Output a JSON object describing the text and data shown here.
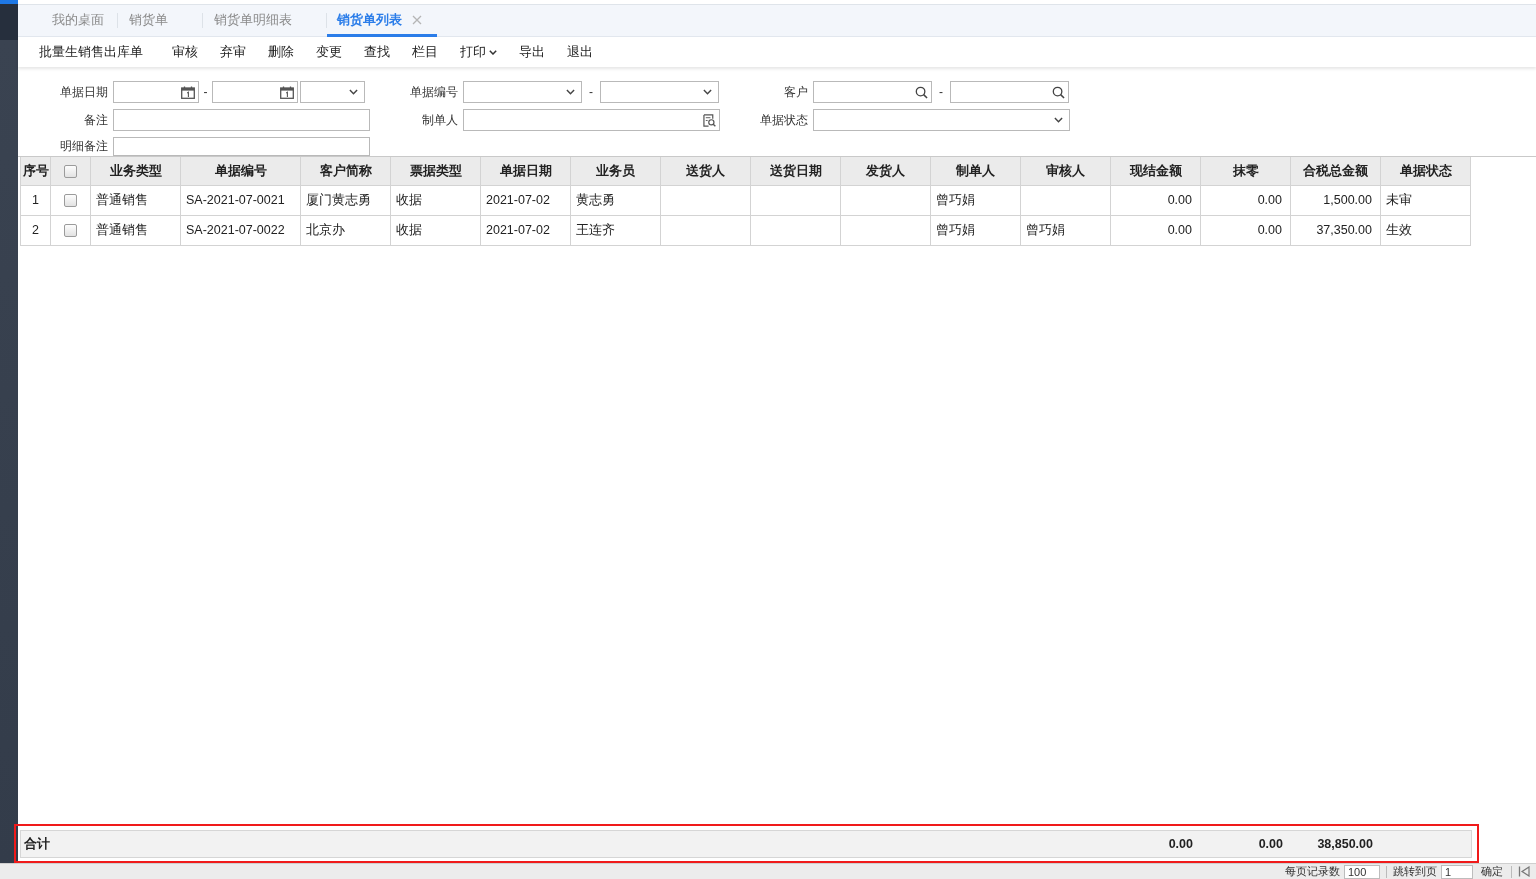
{
  "tabs": [
    {
      "label": "我的桌面",
      "selected": false,
      "closable": false
    },
    {
      "label": "销货单",
      "selected": false,
      "closable": false
    },
    {
      "label": "销货单明细表",
      "selected": false,
      "closable": false
    },
    {
      "label": "销货单列表",
      "selected": true,
      "closable": true
    }
  ],
  "toolbar": [
    {
      "label": "批量生销售出库单",
      "kind": "button"
    },
    {
      "label": "审核",
      "kind": "button"
    },
    {
      "label": "弃审",
      "kind": "button"
    },
    {
      "label": "删除",
      "kind": "button"
    },
    {
      "label": "变更",
      "kind": "button"
    },
    {
      "label": "查找",
      "kind": "button"
    },
    {
      "label": "栏目",
      "kind": "button"
    },
    {
      "label": "打印",
      "kind": "menu"
    },
    {
      "label": "导出",
      "kind": "button"
    },
    {
      "label": "退出",
      "kind": "button"
    }
  ],
  "filters": [
    {
      "label": "单据日期",
      "kind": "date_range",
      "separator": "-"
    },
    {
      "label": "单据编号",
      "kind": "select_range",
      "separator": "-"
    },
    {
      "label": "客户",
      "kind": "search_range",
      "separator": "-"
    },
    {
      "label": "备注",
      "kind": "text"
    },
    {
      "label": "制单人",
      "kind": "lookup"
    },
    {
      "label": "单据状态",
      "kind": "select"
    },
    {
      "label": "明细备注",
      "kind": "text"
    }
  ],
  "table": {
    "index_column": "序号",
    "select_all": {
      "checked": false
    },
    "columns": [
      {
        "label": "业务类型",
        "kind": "text"
      },
      {
        "label": "单据编号",
        "kind": "code"
      },
      {
        "label": "客户简称",
        "kind": "text"
      },
      {
        "label": "票据类型",
        "kind": "text"
      },
      {
        "label": "单据日期",
        "kind": "text"
      },
      {
        "label": "业务员",
        "kind": "text"
      },
      {
        "label": "送货人",
        "kind": "text"
      },
      {
        "label": "送货日期",
        "kind": "text"
      },
      {
        "label": "发货人",
        "kind": "text"
      },
      {
        "label": "制单人",
        "kind": "text"
      },
      {
        "label": "审核人",
        "kind": "text"
      },
      {
        "label": "现结金额",
        "kind": "number",
        "total": "0.00"
      },
      {
        "label": "抹零",
        "kind": "number",
        "total": "0.00"
      },
      {
        "label": "合税总金额",
        "kind": "number",
        "total": "38,850.00"
      },
      {
        "label": "单据状态",
        "kind": "text"
      }
    ],
    "rows": [
      {
        "index": "1",
        "checked": false,
        "cells": [
          "普通销售",
          "SA-2021-07-0021",
          "厦门黄志勇",
          "收据",
          "2021-07-02",
          "黄志勇",
          null,
          null,
          null,
          "曾巧娟",
          null,
          "0.00",
          "0.00",
          "1,500.00",
          "未审"
        ]
      },
      {
        "index": "2",
        "checked": false,
        "cells": [
          "普通销售",
          "SA-2021-07-0022",
          "北京办",
          "收据",
          "2021-07-02",
          "王连齐",
          null,
          null,
          null,
          "曾巧娟",
          "曾巧娟",
          "0.00",
          "0.00",
          "37,350.00",
          "生效"
        ]
      }
    ],
    "summary": {
      "label": "合计",
      "highlighted": true
    }
  },
  "pager": {
    "page_size_label": "每页记录数",
    "page_size": "100",
    "jump_label": "跳转到页",
    "page": "1",
    "confirm": "确定"
  }
}
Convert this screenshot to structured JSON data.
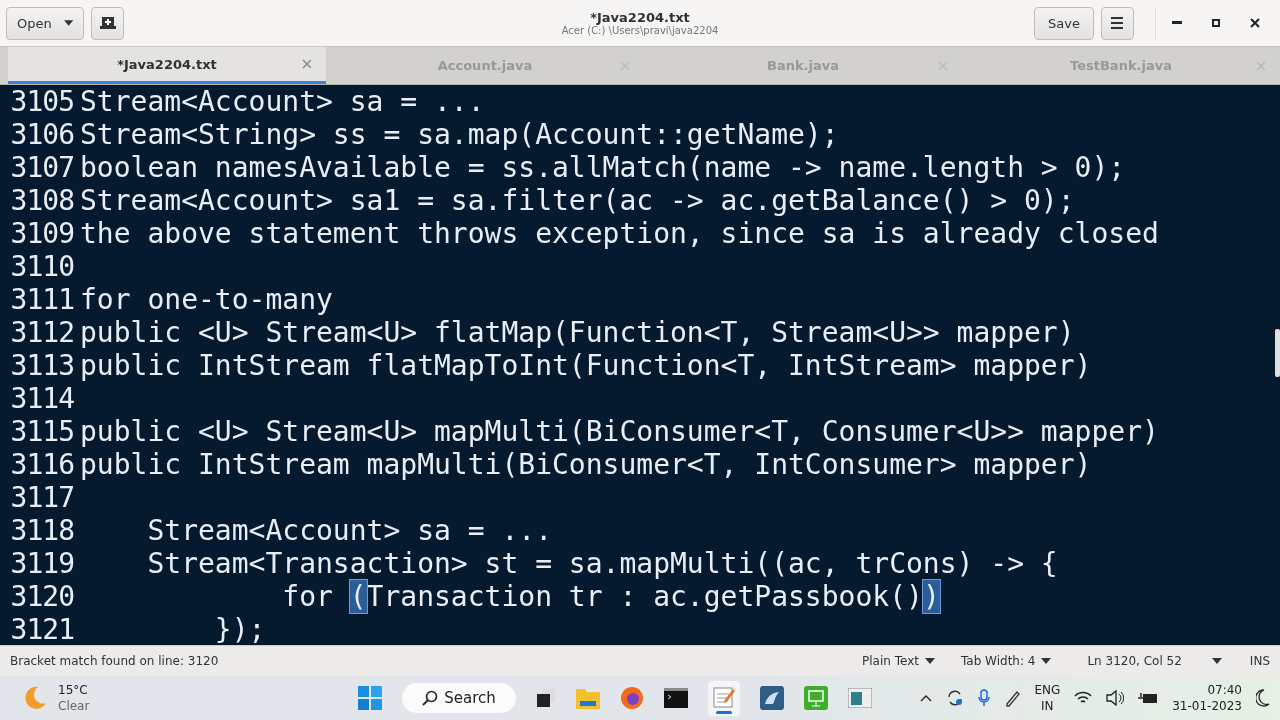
{
  "header": {
    "open_label": "Open",
    "title": "*Java2204.txt",
    "subtitle": "Acer (C:) \\Users\\pravi\\java2204",
    "save_label": "Save"
  },
  "tabs": [
    {
      "label": "*Java2204.txt",
      "selected": true
    },
    {
      "label": "Account.java",
      "selected": false
    },
    {
      "label": "Bank.java",
      "selected": false
    },
    {
      "label": "TestBank.java",
      "selected": false
    }
  ],
  "lines": [
    {
      "number": "3105",
      "segments": [
        {
          "text": "Stream<Account> sa = ...",
          "bracket_match": false
        }
      ]
    },
    {
      "number": "3106",
      "segments": [
        {
          "text": "Stream<String> ss = sa.map(Account::getName);",
          "bracket_match": false
        }
      ]
    },
    {
      "number": "3107",
      "segments": [
        {
          "text": "boolean namesAvailable = ss.allMatch(name -> name.length > 0);",
          "bracket_match": false
        }
      ]
    },
    {
      "number": "3108",
      "segments": [
        {
          "text": "Stream<Account> sa1 = sa.filter(ac -> ac.getBalance() > 0);",
          "bracket_match": false
        }
      ]
    },
    {
      "number": "3109",
      "segments": [
        {
          "text": "the above statement throws exception, since sa is already closed",
          "bracket_match": false
        }
      ]
    },
    {
      "number": "3110"
    },
    {
      "number": "3111",
      "segments": [
        {
          "text": "for one-to-many",
          "bracket_match": false
        }
      ]
    },
    {
      "number": "3112",
      "segments": [
        {
          "text": "public <U> Stream<U> flatMap(Function<T, Stream<U>> mapper)",
          "bracket_match": false
        }
      ]
    },
    {
      "number": "3113",
      "segments": [
        {
          "text": "public IntStream flatMapToInt(Function<T, IntStream> mapper)",
          "bracket_match": false
        }
      ]
    },
    {
      "number": "3114"
    },
    {
      "number": "3115",
      "segments": [
        {
          "text": "public <U> Stream<U> mapMulti(BiConsumer<T, Consumer<U>> mapper)",
          "bracket_match": false
        }
      ]
    },
    {
      "number": "3116",
      "segments": [
        {
          "text": "public IntStream mapMulti(BiConsumer<T, IntConsumer> mapper)",
          "bracket_match": false
        }
      ]
    },
    {
      "number": "3117"
    },
    {
      "number": "3118",
      "segments": [
        {
          "text": "    Stream<Account> sa = ...",
          "bracket_match": false
        }
      ]
    },
    {
      "number": "3119",
      "segments": [
        {
          "text": "    Stream<Transaction> st = sa.mapMulti((ac, trCons) -> {",
          "bracket_match": false
        }
      ]
    },
    {
      "number": "3120",
      "segments": [
        {
          "text": "            for ",
          "bracket_match": false
        },
        {
          "text": "(",
          "bracket_match": true
        },
        {
          "text": "Transaction tr : ac.getPassbook()",
          "bracket_match": false
        },
        {
          "text": ")",
          "bracket_match": true
        }
      ]
    },
    {
      "number": "3121",
      "segments": [
        {
          "text": "        });",
          "bracket_match": false
        }
      ]
    }
  ],
  "status_bar": {
    "message": "Bracket match found on line: 3120",
    "language": "Plain Text",
    "tab_width": "Tab Width: 4",
    "position": "Ln 3120, Col 52",
    "mode": "INS"
  },
  "taskbar": {
    "temperature": "15°C",
    "weather": "Clear",
    "search": "Search",
    "language": "ENG",
    "region": "IN",
    "time": "07:40",
    "date": "31-01-2023"
  }
}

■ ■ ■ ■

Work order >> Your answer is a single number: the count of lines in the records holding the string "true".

Solution >> 6